|International Classification||B41K3/44, B41K3/64, B41K3/56, B41K3/12|
|Cooperative Classification||B41K3/44, B41K3/126, B41K3/56, B41K3/64|
|European Classification||B41K3/56, B41K3/12B6B, B41K3/64, B41K3/44|
|Jul 13, 1984||AS||Assignment|
Owner name: BURROUGHS CORPORATION
Free format text: MERGER;ASSIGNORS:BURROUGHS CORPORATION A CORP OF MI (MERGED INTO);BURROUGHS DELAWARE INCORPORATEDA DE CORP. (CHANGED TO);REEL/FRAME:004312/0324

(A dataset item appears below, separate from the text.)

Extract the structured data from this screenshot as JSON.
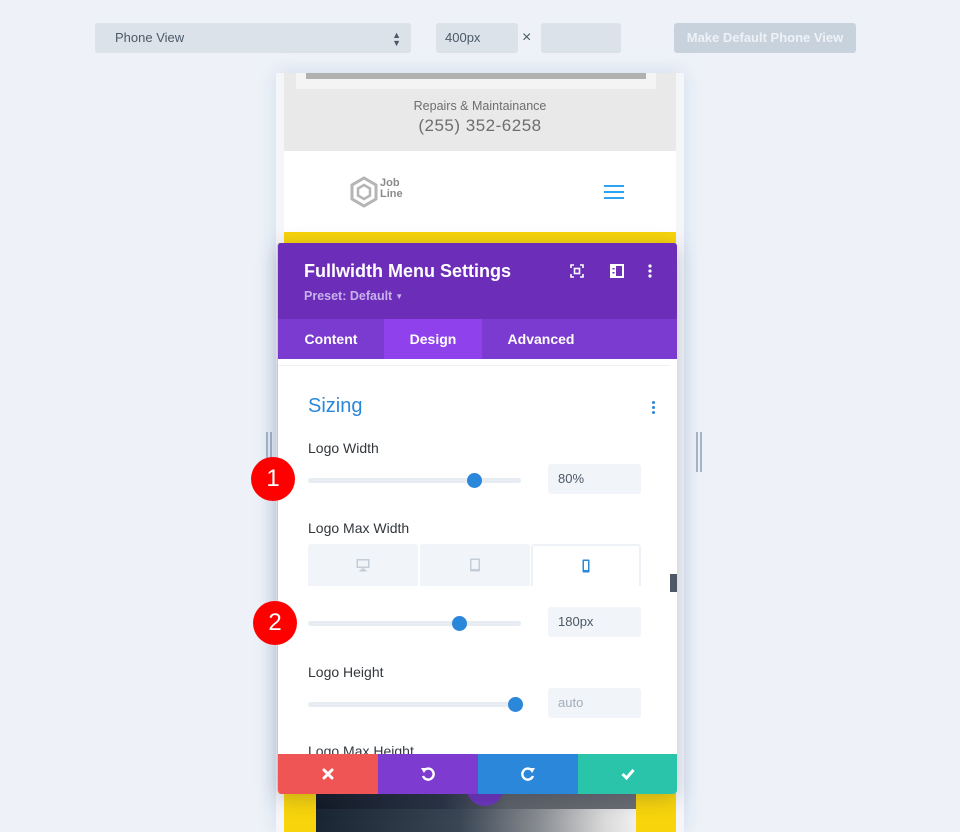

Effective date: 19840530
|Nov 22, 1988||AS||Assignment|
Owner name: UNISYS CORPORATION, PENNSYLVANIA
Free format text: MERGER;ASSIGNOR:BURROUGHS CORPORATION;REEL/FRAME:005012/0501
Effective date: 19880509